* Cited by examiner, † Cited by third party
Publication number Priority date Publication date Assignee Title
US3118380A (en) * 1964-01-21 Lubricant-bonding material for fuel
US3157025A (en) * 1959-06-10 1964-11-17 Phillips Petroleum Co Rocket motor and solid propellant charge
US3196735A (en) * 1962-06-12 1965-07-27 John E Baldwin Method of casting a foam-cored rocket propellant grain
US3202730A (en) * 1961-03-07 1965-08-24 Ici Ltd Process for making propellant charges
US3224317A (en) * 1961-09-22 1965-12-21 Mb Assoc Method of constructing a miniature solid propellant rocket
US3260208A (en) * 1962-02-26 1966-07-12 Thiokol Chemical Corp Solid propellant charge for rocket motors
US3274771A (en) * 1961-10-23 1966-09-27 Aerojet General Co Hybrid solid and liquid fuel rocket

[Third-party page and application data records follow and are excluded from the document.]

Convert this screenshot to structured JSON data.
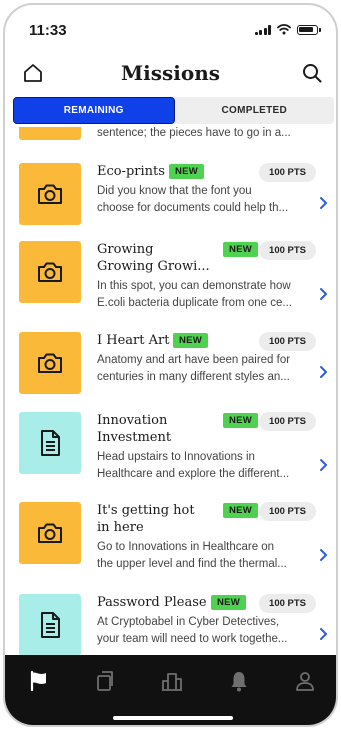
{
  "status_bar": {
    "time": "11:33"
  },
  "header": {
    "title": "Missions"
  },
  "tabs": [
    {
      "label": "REMAINING",
      "active": true
    },
    {
      "label": "COMPLETED",
      "active": false
    }
  ],
  "partial_item": {
    "description": "sentence; the pieces have to go in a..."
  },
  "missions": [
    {
      "title_lines": [
        "Eco-prints"
      ],
      "badge": "NEW",
      "points": "100 PTS",
      "icon": "camera-icon",
      "description_lines": [
        "Did you know that the font you",
        "choose for documents could help th..."
      ]
    },
    {
      "title_lines": [
        "Growing",
        "Growing Growi..."
      ],
      "badge": "NEW",
      "points": "100 PTS",
      "icon": "camera-icon",
      "description_lines": [
        "In this spot, you can demonstrate how",
        "E.coli bacteria duplicate from one ce..."
      ]
    },
    {
      "title_lines": [
        "I Heart Art"
      ],
      "badge": "NEW",
      "points": "100 PTS",
      "icon": "camera-icon",
      "description_lines": [
        "Anatomy and art have been paired for",
        "centuries in many different styles an..."
      ]
    },
    {
      "title_lines": [
        "Innovation",
        "Investment"
      ],
      "badge": "NEW",
      "points": "100 PTS",
      "icon": "document-icon",
      "description_lines": [
        "Head upstairs to Innovations in",
        "Healthcare and explore the different..."
      ]
    },
    {
      "title_lines": [
        "It's getting hot",
        "in here"
      ],
      "badge": "NEW",
      "points": "100 PTS",
      "icon": "camera-icon",
      "description_lines": [
        "Go to Innovations in Healthcare on",
        "the upper level and find the thermal..."
      ]
    },
    {
      "title_lines": [
        "Password Please"
      ],
      "badge": "NEW",
      "points": "100 PTS",
      "icon": "document-icon",
      "description_lines": [
        "At Cryptobabel in Cyber Detectives,",
        "your team will need to work togethe..."
      ]
    }
  ],
  "bottom_nav": [
    {
      "icon": "flag-icon",
      "active": true
    },
    {
      "icon": "cards-icon",
      "active": false
    },
    {
      "icon": "leaderboard-icon",
      "active": false
    },
    {
      "icon": "bell-icon",
      "active": false
    },
    {
      "icon": "profile-icon",
      "active": false
    }
  ],
  "colors": {
    "accent_blue": "#1040e8",
    "badge_green": "#4fd24f",
    "camera_tile": "#fbb93a",
    "document_tile": "#a8ede8",
    "nav_bg": "#111111"
  }
}
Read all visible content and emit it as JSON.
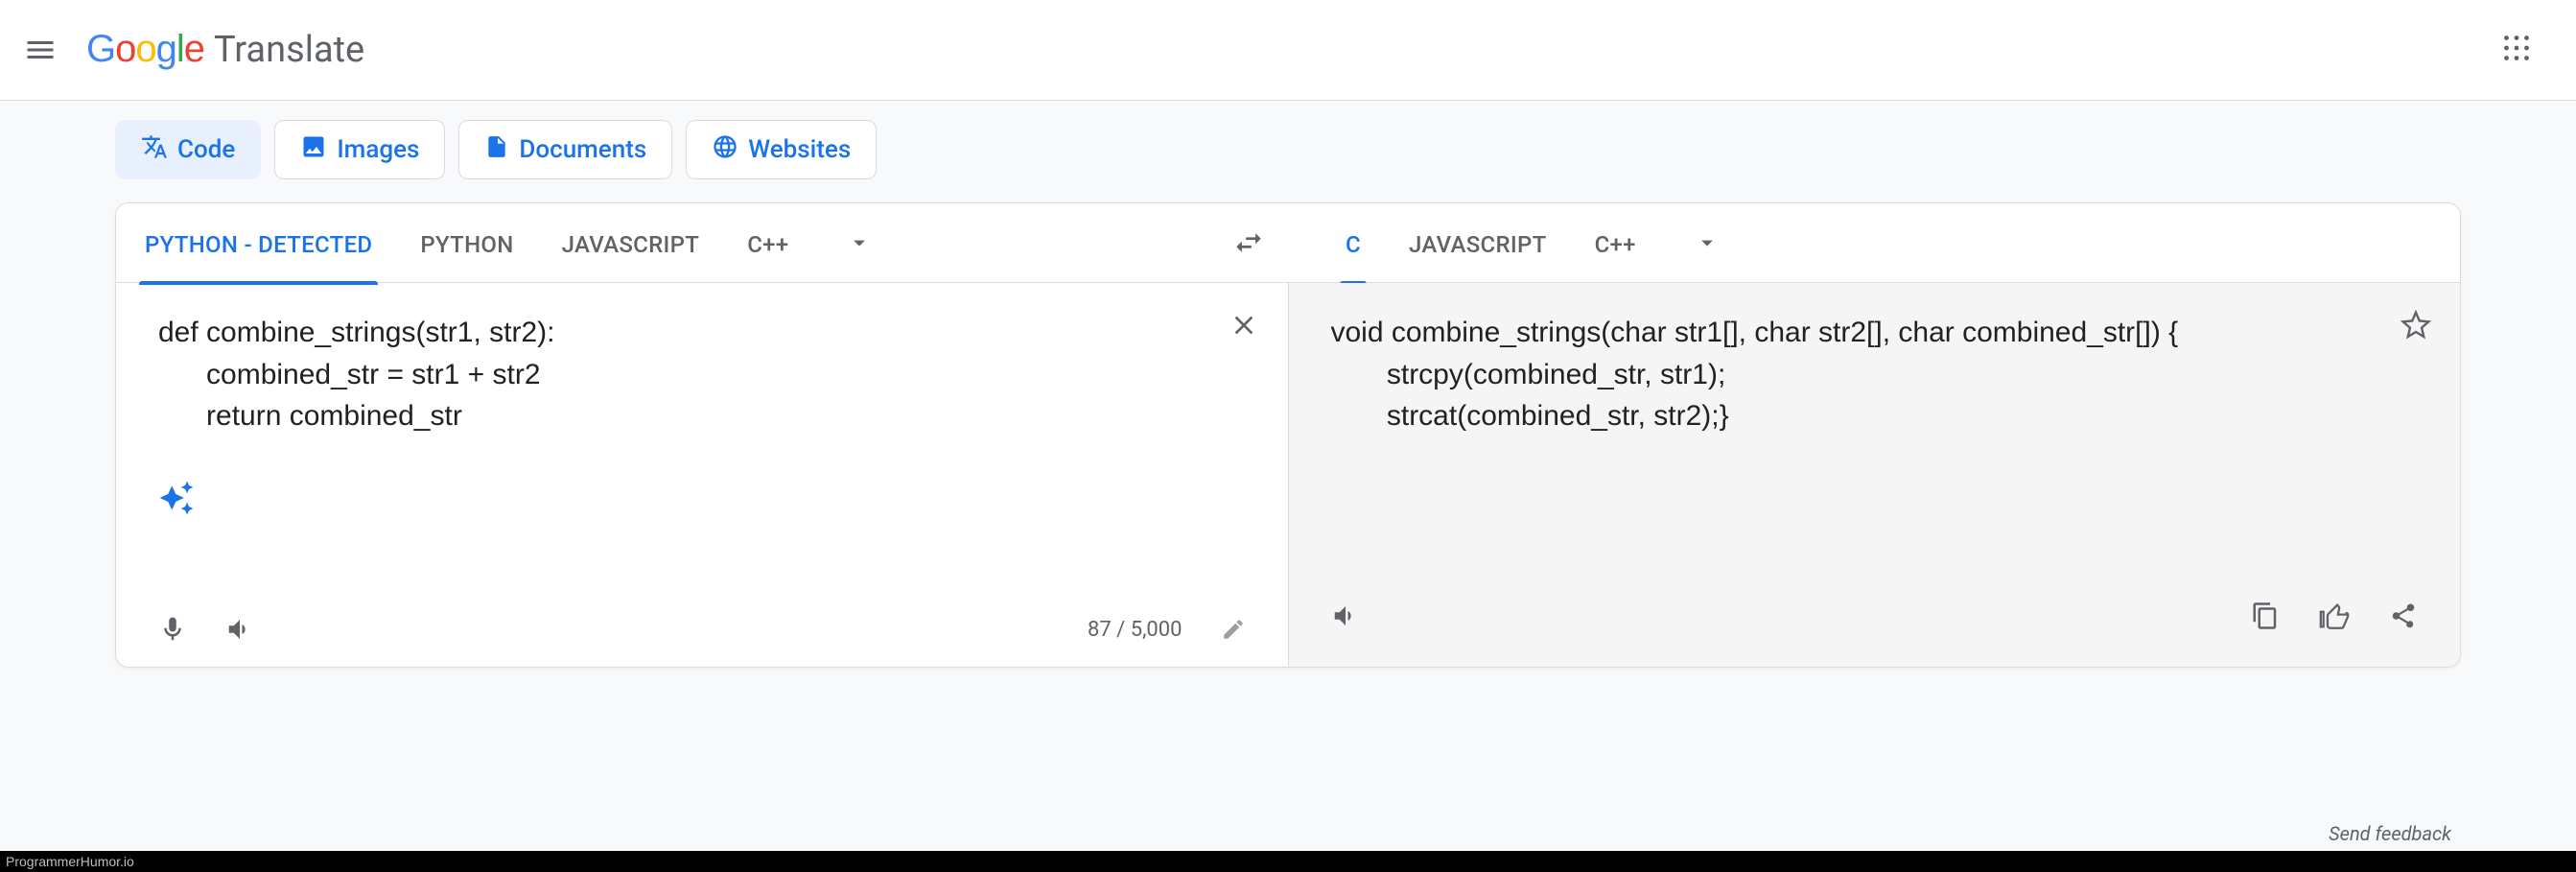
{
  "header": {
    "app_name": "Translate"
  },
  "modes": {
    "code": "Code",
    "images": "Images",
    "documents": "Documents",
    "websites": "Websites"
  },
  "source_langs": {
    "detected": "PYTHON - DETECTED",
    "python": "PYTHON",
    "javascript": "JAVASCRIPT",
    "cpp": "C++"
  },
  "target_langs": {
    "c": "C",
    "javascript": "JAVASCRIPT",
    "cpp": "C++"
  },
  "source_text": "def combine_strings(str1, str2):\n      combined_str = str1 + str2\n      return combined_str",
  "target_text": "void combine_strings(char str1[], char str2[], char combined_str[]) {\n       strcpy(combined_str, str1);\n       strcat(combined_str, str2);}",
  "char_count": "87 / 5,000",
  "feedback_label": "Send feedback",
  "watermark": "ProgrammerHumor.io"
}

US3322583A (en) * 1964-07-20 1967-05-30 Exxon Research Engineering Co Solid propellant composition containing copolymer binder of acrylonitrile-acrylate
US3379010A (en) * 1962-01-03 1968-04-23 Navy Usa Chamberless rocket

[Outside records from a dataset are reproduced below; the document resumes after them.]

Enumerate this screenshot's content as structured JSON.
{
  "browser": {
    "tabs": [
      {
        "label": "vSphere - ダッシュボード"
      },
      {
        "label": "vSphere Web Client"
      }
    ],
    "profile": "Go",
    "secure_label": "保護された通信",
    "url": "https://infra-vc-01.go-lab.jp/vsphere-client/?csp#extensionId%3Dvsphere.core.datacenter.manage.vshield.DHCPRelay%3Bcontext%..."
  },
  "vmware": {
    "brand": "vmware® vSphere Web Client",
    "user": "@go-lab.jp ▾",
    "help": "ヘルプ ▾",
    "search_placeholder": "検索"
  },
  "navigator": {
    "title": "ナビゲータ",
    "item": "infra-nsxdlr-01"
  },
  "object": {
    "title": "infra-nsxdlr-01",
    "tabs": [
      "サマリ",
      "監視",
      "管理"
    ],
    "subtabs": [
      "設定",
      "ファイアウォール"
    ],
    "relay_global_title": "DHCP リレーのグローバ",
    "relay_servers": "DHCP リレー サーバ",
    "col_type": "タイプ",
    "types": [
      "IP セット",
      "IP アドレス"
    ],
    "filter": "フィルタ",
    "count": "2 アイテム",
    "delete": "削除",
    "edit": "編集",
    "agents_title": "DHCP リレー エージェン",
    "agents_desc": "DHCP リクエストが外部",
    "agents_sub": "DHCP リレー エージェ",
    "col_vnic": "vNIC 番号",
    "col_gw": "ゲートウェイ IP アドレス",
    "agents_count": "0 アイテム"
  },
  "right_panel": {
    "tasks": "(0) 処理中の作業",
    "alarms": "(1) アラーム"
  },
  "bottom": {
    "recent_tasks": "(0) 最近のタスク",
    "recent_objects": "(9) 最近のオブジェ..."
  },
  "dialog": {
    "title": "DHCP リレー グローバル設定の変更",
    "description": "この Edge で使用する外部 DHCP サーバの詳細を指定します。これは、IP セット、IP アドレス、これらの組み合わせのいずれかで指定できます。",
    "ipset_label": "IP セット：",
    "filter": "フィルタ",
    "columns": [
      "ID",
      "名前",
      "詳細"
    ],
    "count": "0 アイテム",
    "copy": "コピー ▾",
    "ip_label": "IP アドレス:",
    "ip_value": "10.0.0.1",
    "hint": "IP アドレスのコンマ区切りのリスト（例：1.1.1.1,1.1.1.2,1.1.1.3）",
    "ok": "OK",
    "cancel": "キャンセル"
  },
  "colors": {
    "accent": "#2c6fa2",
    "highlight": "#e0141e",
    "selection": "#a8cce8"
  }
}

US3421325A (en) * 1961-11-08 1969-01-14 Joseph G Thibodaux Jr Solid propellant rocket motor
US3461523A (en) * 1965-11-06 1969-08-19 Siemens Ag Method of producing a multilaminated tube
US3532476A (en) * 1968-10-01 1970-10-06 Siemens Ag Method of producing a metallic multilaminated tube
US3617586A (en) * 1963-12-30 1971-11-02 John M Lenoir Burning rate accelerating method
US3947523A (en) * 1961-10-02